I’m not a qualified sex therapist, so I can’t speak to proper resolve, but I can say that it wasn’t until I re-imagined what my relationship with self-pleasure was that I began to chip away at the shame of the act. My adolescent traumas, I found support in reconciling. Of my body, as history, I became privy to its meaning.

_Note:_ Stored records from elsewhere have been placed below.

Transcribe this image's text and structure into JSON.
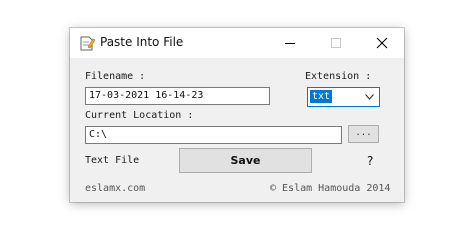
{
  "window": {
    "title": "Paste Into File",
    "icons": {
      "app": "notepad-pen-icon",
      "minimize": "minimize-icon",
      "maximize": "maximize-icon",
      "close": "close-icon"
    }
  },
  "form": {
    "filename_label": "Filename :",
    "filename_value": "17-03-2021 16-14-23",
    "extension_label": "Extension :",
    "extension_value": "txt",
    "location_label": "Current Location :",
    "location_value": "C:\\",
    "browse_label": "...",
    "file_type_label": "Text File",
    "save_label": "Save",
    "help_label": "?"
  },
  "footer": {
    "website": "eslamx.com",
    "copyright": "© Eslam Hamouda 2014"
  },
  "colors": {
    "accent": "#0078d7",
    "background": "#f0f0f0"
  }
}
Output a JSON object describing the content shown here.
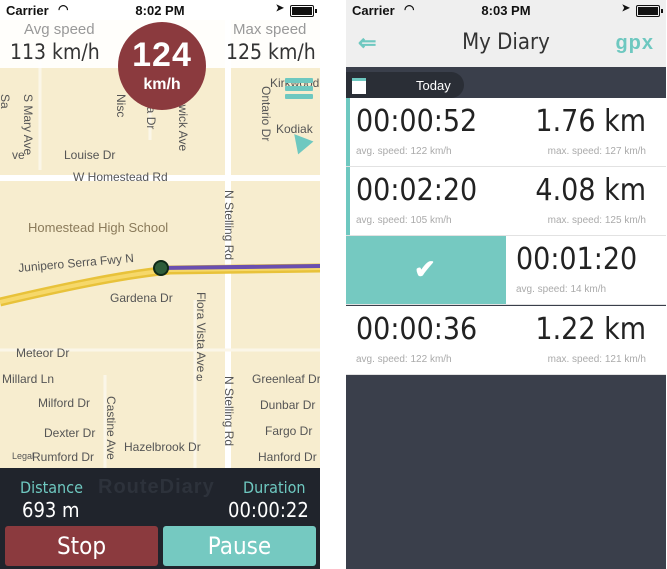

I believe there is something to be learned from Womanism, as a socio-physiological approach to cultural reclamation. That, as Black folk, the deranged interplay between cultural, and community, is etched deeply about our flesh, from conception, and that rehabilitation begins with the body. I don’t know what that means, specifically, for Black men, especially cis-hetero Black men, and our relationship to phallic expressions, but I am aware that such a relationship is often configured by hands not our own, even in our most private clashes with, as James Baldwin would name it, our violence. But that violence must be met with a kind of consideration of care, which history has not been so giving of to us, and for many of us, remains in the hands of our silenced inner child.